This Transit Connect arrived to the U.S. with a single powertrain; it's powered by a 136-horsepower, 2.0-liter four-cylinder engine teamed with a four-speed automatic transmission. As you might expect, acceleration is leisurely with the combination, but fuel economy is an estimated 21/27 mpg. The front-drive van isn't a tedious handler, though--its steering is reasonably quick and the ride quality occupies a good middle ground of firmness.
With its hauling duties dictating its proportions inside and out, the Transit Connect's no looker.
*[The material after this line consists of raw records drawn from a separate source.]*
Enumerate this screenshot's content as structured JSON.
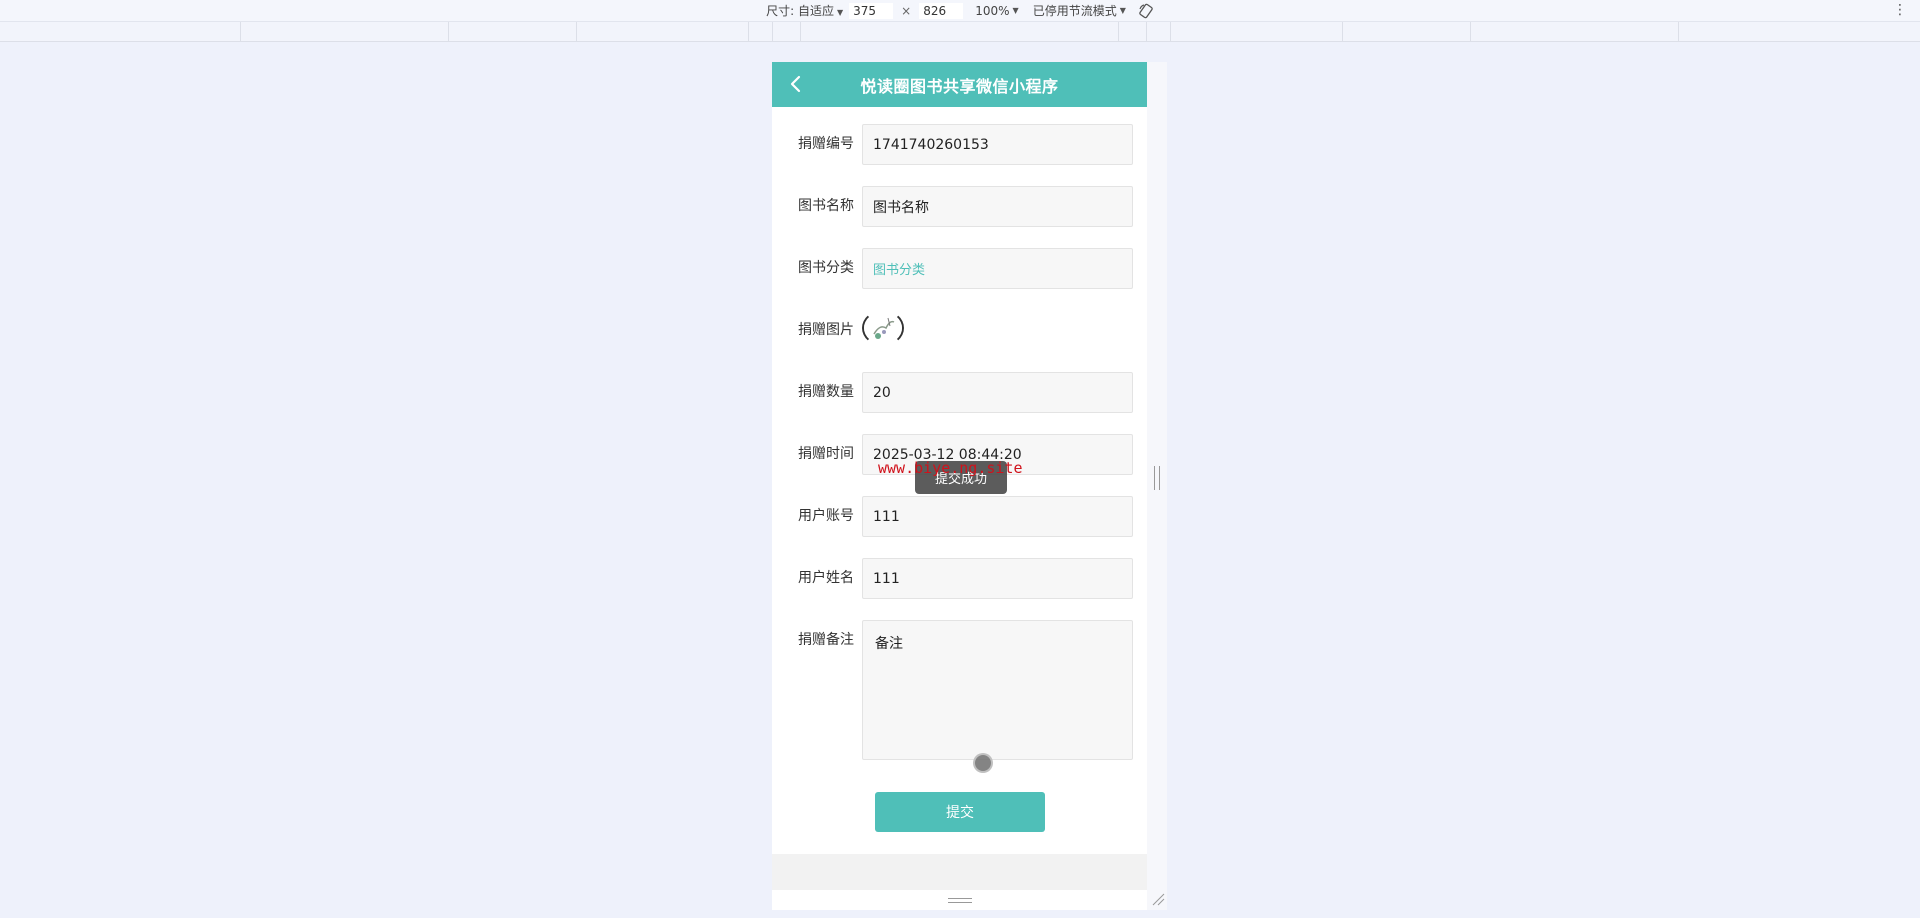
{
  "devtools": {
    "size_label": "尺寸: 自适应",
    "width": "375",
    "times": "×",
    "height": "826",
    "zoom": "100%",
    "throttle": "已停用节流模式"
  },
  "navbar": {
    "title": "悦读圈图书共享微信小程序"
  },
  "form": {
    "donation_no": {
      "label": "捐赠编号",
      "value": "1741740260153"
    },
    "book_name": {
      "label": "图书名称",
      "value": "图书名称"
    },
    "book_category": {
      "label": "图书分类",
      "placeholder": "图书分类"
    },
    "donation_image": {
      "label": "捐赠图片"
    },
    "donation_qty": {
      "label": "捐赠数量",
      "value": "20"
    },
    "donation_time": {
      "label": "捐赠时间",
      "value": "2025-03-12 08:44:20"
    },
    "user_account": {
      "label": "用户账号",
      "value": "111"
    },
    "user_name": {
      "label": "用户姓名",
      "value": "111"
    },
    "donation_note": {
      "label": "捐赠备注",
      "value": "备注"
    },
    "submit_label": "提交"
  },
  "toast": {
    "text": "提交成功"
  },
  "watermark": {
    "text": "www.biye.ng.site"
  },
  "colors": {
    "primary": "#4fbfb8",
    "background": "#eef1fb",
    "watermark": "#d0121b"
  }
}
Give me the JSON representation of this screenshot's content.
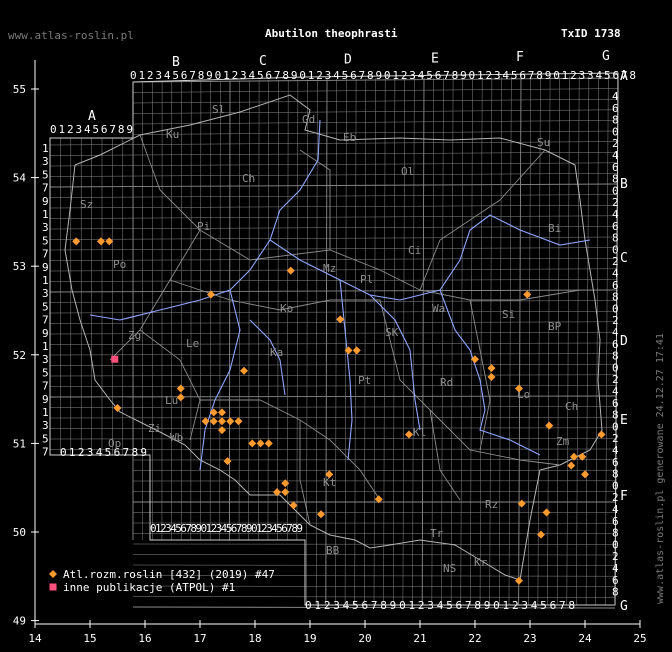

It's plain and transparently boxy--in some circles, a good thing--but lacks all the design verve you'll see in the details of a Honda Element. The TC's interior has the most fusty design cues and materials; it's like 1994 all over again, what with the van's hard plastic pieces and oddly integrated bits, like the electric window switches between the seats, instead of on the doors.
Still, with its vertical expanses and the side-hinged doors at the back, the Transit Connect is a useful, flexible option for small businesses and private uses. It's remarkably wide inside, and the windshield is very tall. There's even a shelf above front passengers' foreheads, where no doubt you'll lose pens, bank deposit slips, and other errata--it's that expansive.
Commercial versions come with just front seats, by the way. To avoid a 25-percent tax on each one imported into the U.S., Ford builds all Transit Connects headed here as five-seat wagons--then removes, shreds and recycles the rear seats in 80 percent of them at a port facility on the East Coast. It's a clever dodge around an antiquated rule, but a waste of materials and time all the same. The tax is the same one that prevents foreign-assembled pickup trucks from being inexpensively imported into the U.S.
Ford has previously offered an all-electric Transit Connect with a driving range of 70 to 100 miles, and a recharging time of 6 to 8 hours, but bankruptcy of the conversion company in 2012 sealed this model's place as a small blip in electric-vehicle history. Ford also sells versions prepped to run on CNG or propane, and markets a model built specifically for taxi use.